Cape Town - Very few people go through life without ever having to borrow money. Who has the cash to buy a house, or to fund tertiary education?
But here’s how to do it in such a way that it doesn’t land you in trouble.
1. Borrow as little money as possible. If you need R4 000 to pay your taxes, or your kid’s school fees, don’t be tempted to borrow more than that to ease your general financial burden right now. Borrow just what you need, otherwise later repayments could be crippling.
2. Choose the institution carefully. Make sure the place you borrow from is a registered financial institution. They have to operate according to certain rules and regulations and interest rates are fixed. Compare banks and see where you can get the best deal.
3. Stay away from loan sharks. Going down this road can be the beginning of years of financial misery, as many of these moneylenders charge huge interest rates. It is very difficult to escape from this cycle, especially when you end up having to borrow more to pay for life’s necessities as there’s nothing left once you have paid the loan shark. Don’t ever let anyone take your bank card and your ID book.
4. Borrow just for certain things. Borrowing to fund your children’s education or a home loan can be a good thing, but unless there is a once-off crisis, try never to borrow money to pay for consumables, to pay off other debt or to fund luxuries. An expensive holiday or designer clothing can condemn you to a lifetime of debt.
5. Plan the repayments beforehand. Before you apply for a credit card, store card, overdraft, personal loan or any form of credit plan carefully on how you are going to pay this back. Also take into consideration the interest and other charges, as well as how this will affect your ability to save. The longer you take to settle a loan, the more it will cost you.
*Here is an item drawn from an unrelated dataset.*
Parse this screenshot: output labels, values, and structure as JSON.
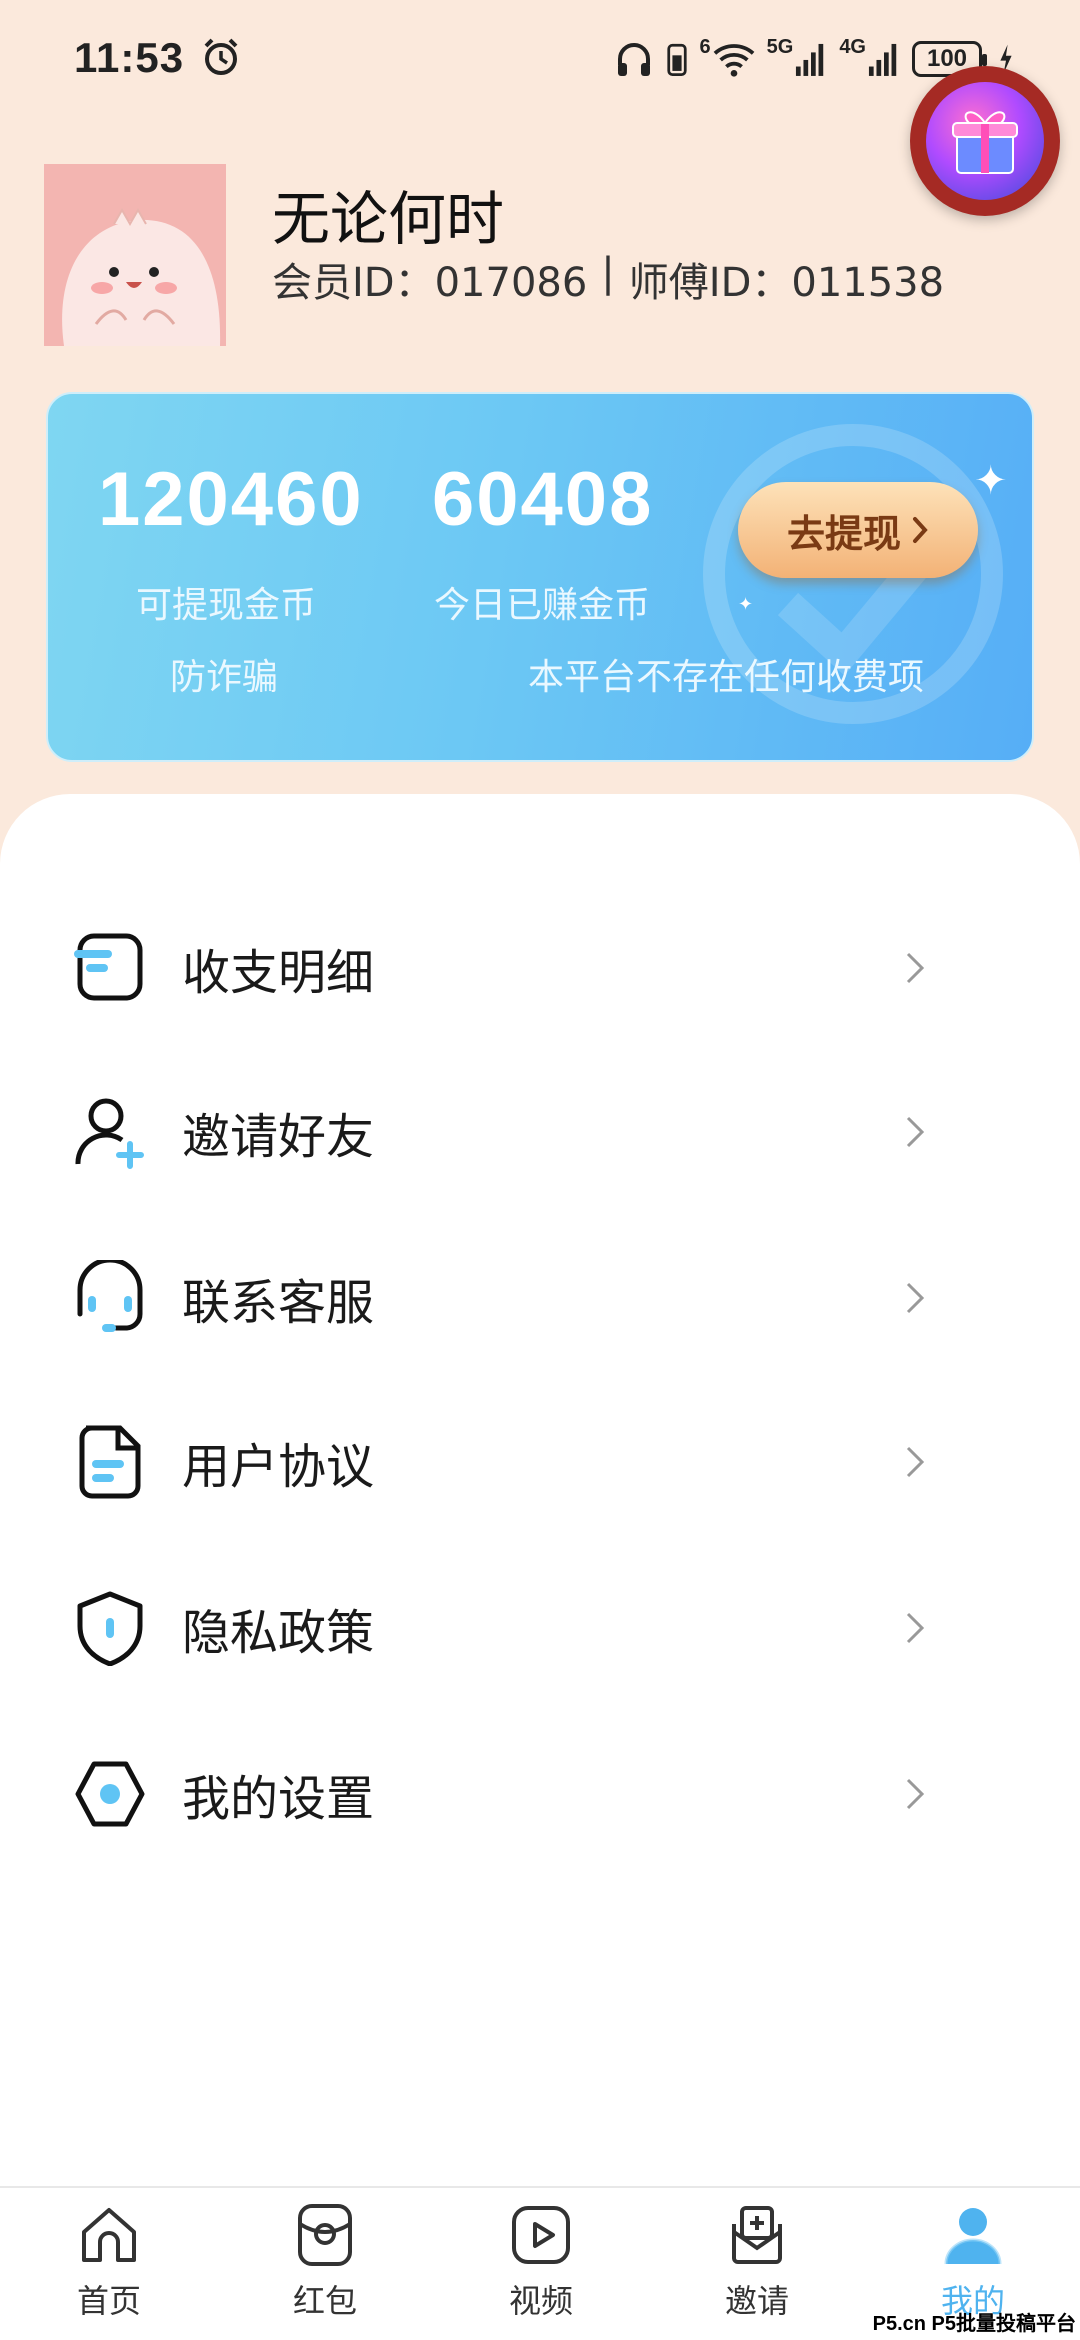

6. Check out the loan insurance carefully. Sometimes this can be very expensive, but then you might need it if something happens to you. Read the small print and don’t be pressurised into making a quick decision about this.
7. Be honest about your situation. Make sure that you honestly disclose all the information required by the credit provider. Dishonesty may cause you to lose the protection offered by the National Credit Act.
8. Create a monthly budget and stick to it. Work out exactly what your family income is and what your total expenses are each month. Would you be able to pay for your new debt once you’ve covered all your expenses? You should also plan for unexpected costs such as if one of your family members were to be retrenched.
9. Always keep receipts of your payments. You might need these as proof that you have in fact paid the account. The rule of thumb is to keep receipts until that particular debt is paid off.
10. Pay your debts on time. Paying late will adversely affect your credit rating and possibly your ability to take out credit in the future. If you think you cannot meet your monthly instalments, call your credit provider immediately and try to re-arrange payments. Do not wait until you skip payments.
11. Prioritise your home loan. Nothing is more important than this. Your home will probably be the biggest asset you will ever have. Do whatever it takes to hang onto it.
12. Check your credit report regularly. This way you’ll be able to identify any errors and correct them. According to the National Credit Act you are entitled to one free copy of your credit report each year from each of the 11 registered credit bureaus. Additional copies cost R20 each excluding VAT.